Tennessee officials say they plan to enforce a requirement that first-time voters who register by mail cast their ballots in person, despite a judge’s ruling that allows all eligible voters to cast absentee ballots during the coronavirus pandemic. The state attorney general’s office provided the interpretation in response to a separate federal lawsuit that seeks to block the in-person requirement and two other absentee voting laws before the Aug. 6 primary election. In early June, a state court judge in Nashville ordered the expansion for all eligible voters during the pandemic. But her instructions did not directly address the first-time voter requirement. The Lawyers’ Committee for Civil Rights Under Law sought to block the in-person requirement in a mid-June court filing, saying it’s unclear if the judge’s order allows that group to vote by mail. The requirement also applies to forms collected during voter registration drives and registrations collected at offices that provide public assistance and services to persons with disabilities, plaintiffs attorneys added.

Canada: ‘I don’t think it should be used’: Northwest Territories legislators hear expert’s concerns on online voting | Hilary Bird/CBC

When election officials in the Northwest Territories announced last year that the territory would be the first jurisdiction to use online voting in any provincial or territorial election, there was some public excitement. But that excitement quickly became overshadowed by warnings from cybersecurity experts who claimed the online voting systems of the day just weren’t secure enough to be used in an election. Regardless of those concerns, Elections NWT went ahead with its online voting plans and in the October 2019 election, 3.7 per cent of voters in the N.W.T. used the Montreal-based Simply Voting online platform to cast their ballot. The controversy surrounding the N.W.T. ‘s use of online voting is back in the public realm this month as a committee of MLAs is spending several days studying the process to see if it should be used in future elections. In her report to the N.W.T. Legislature on last year’s election, the territory’s chief electoral officer Nicole Latour is recommending thevernment amend the N.W.T. Elections and Plebiscites Act so that she can develop a set of procedures so that online voting can be a permanent part of future territorial elections. But in a presentation to the standing committee on rules and procedures Tuesday, one of the world’s leading election cyber security experts Aleksander Essex recommended the opposite.

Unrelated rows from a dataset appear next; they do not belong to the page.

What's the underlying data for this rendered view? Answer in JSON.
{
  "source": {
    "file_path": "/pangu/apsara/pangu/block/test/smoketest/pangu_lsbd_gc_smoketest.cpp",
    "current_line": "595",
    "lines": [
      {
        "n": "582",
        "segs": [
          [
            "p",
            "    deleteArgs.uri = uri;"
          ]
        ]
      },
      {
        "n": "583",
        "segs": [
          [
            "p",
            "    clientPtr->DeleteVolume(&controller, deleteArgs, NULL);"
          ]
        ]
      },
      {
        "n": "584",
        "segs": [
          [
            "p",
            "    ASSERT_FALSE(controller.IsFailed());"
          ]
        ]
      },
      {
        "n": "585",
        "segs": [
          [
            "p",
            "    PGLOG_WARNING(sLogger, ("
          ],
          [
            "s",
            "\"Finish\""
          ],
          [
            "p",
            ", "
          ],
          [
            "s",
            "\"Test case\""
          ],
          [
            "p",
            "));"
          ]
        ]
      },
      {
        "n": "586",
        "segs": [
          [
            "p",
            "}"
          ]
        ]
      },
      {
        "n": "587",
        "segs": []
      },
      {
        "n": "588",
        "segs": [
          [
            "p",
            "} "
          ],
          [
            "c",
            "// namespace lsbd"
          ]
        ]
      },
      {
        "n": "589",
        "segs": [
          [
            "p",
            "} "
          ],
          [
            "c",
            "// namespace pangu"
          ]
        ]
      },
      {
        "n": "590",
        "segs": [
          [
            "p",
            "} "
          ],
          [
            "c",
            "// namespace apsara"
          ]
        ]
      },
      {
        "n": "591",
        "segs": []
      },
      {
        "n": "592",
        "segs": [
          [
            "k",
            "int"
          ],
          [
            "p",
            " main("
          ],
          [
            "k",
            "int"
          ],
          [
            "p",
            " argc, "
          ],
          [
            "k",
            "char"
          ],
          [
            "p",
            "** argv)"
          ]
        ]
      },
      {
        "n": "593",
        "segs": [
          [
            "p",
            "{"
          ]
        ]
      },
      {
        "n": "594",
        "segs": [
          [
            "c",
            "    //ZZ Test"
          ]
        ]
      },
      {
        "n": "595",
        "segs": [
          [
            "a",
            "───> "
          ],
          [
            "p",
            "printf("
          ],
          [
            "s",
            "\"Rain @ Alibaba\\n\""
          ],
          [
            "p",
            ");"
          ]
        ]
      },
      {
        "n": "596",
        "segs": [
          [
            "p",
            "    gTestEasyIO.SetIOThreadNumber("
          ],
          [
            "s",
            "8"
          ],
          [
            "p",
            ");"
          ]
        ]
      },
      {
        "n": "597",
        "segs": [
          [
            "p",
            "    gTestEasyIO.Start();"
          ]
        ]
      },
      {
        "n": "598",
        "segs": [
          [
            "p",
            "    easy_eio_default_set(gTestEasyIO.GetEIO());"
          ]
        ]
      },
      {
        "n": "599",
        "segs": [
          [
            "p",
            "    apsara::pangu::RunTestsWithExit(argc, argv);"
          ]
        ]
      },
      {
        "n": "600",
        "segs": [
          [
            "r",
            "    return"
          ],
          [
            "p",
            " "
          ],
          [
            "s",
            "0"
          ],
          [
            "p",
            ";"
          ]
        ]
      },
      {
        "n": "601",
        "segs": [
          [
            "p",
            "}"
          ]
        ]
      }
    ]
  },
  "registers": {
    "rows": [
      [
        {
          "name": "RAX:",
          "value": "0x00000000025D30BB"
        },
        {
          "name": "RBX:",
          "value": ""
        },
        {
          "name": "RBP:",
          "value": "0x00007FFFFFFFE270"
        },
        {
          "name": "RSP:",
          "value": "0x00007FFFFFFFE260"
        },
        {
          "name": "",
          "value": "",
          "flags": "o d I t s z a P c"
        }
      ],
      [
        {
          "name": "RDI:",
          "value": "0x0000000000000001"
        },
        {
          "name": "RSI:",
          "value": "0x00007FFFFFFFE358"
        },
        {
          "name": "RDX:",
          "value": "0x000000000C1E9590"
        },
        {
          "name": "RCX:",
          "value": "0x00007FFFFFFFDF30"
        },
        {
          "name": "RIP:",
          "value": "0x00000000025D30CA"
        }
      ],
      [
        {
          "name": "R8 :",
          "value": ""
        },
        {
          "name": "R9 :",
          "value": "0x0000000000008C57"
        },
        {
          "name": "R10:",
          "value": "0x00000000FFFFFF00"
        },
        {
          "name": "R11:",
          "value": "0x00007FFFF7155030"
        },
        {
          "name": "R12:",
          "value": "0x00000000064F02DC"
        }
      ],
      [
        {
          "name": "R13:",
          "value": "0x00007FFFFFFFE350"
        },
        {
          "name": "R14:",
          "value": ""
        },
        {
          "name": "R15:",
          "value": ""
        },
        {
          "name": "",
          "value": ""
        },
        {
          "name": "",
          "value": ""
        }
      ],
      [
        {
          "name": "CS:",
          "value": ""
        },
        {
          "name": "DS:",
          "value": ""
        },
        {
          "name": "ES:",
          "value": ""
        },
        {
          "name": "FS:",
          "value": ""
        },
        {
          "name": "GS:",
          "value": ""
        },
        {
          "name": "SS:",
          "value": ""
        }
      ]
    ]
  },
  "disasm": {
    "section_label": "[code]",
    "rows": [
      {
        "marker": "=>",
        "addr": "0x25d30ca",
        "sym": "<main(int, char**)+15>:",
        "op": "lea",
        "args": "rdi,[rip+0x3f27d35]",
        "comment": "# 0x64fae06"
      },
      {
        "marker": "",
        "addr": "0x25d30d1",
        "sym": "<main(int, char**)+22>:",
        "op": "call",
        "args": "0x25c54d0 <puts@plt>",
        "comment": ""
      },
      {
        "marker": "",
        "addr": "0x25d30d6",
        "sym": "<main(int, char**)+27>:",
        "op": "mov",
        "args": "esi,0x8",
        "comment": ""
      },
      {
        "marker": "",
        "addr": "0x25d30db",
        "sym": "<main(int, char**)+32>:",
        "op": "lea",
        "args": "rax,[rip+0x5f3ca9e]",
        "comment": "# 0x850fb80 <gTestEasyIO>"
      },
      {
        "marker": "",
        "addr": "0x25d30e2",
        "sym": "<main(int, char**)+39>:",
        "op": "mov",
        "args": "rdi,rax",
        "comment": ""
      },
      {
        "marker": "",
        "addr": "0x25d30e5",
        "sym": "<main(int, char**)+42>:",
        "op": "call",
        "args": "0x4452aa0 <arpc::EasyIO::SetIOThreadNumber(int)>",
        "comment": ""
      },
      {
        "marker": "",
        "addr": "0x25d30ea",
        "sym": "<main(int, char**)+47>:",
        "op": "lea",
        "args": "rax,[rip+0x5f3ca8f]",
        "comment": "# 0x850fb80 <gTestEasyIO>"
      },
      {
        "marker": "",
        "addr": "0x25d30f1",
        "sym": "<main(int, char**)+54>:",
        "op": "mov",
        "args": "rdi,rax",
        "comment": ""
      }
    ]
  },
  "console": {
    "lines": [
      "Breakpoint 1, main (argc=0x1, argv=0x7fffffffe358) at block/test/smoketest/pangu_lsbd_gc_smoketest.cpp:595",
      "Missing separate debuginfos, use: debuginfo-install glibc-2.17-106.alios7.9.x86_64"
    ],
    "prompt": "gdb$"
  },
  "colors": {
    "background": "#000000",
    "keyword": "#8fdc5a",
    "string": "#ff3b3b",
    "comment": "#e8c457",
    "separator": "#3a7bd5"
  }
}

China: Joshua Wong’s pro-democracy group Demosisto disbands hours after Hong Kong security law passed | Kelly Ho and Tom Grundy/Hong Kong Free Press HKFP

The group announced on Facebook on Tuesday afternoon that it respected the decisions of leading members Joshua Wong, Nathan Law, Agnes Chow and Jeffrey Ngo, who decided to step down hours after China’s top legislative body passed a law that is set to criminalise secession, subversion, terrorism and foreign interference in Hong Kong. “Demosisto believes it will be difficult for the group to maintain its current operation… members should use more flexible means to join in protests,” the group wrote on Facebook. “[We] now announce to disband immediately on this day and suspend all committee affairs.” The group was founded in 2016 as a political platform and sought to field candidates for legislative elections. However, its nominees were repeatedly barred from standing for election with authorities citing their stance on “self-determination” for the city.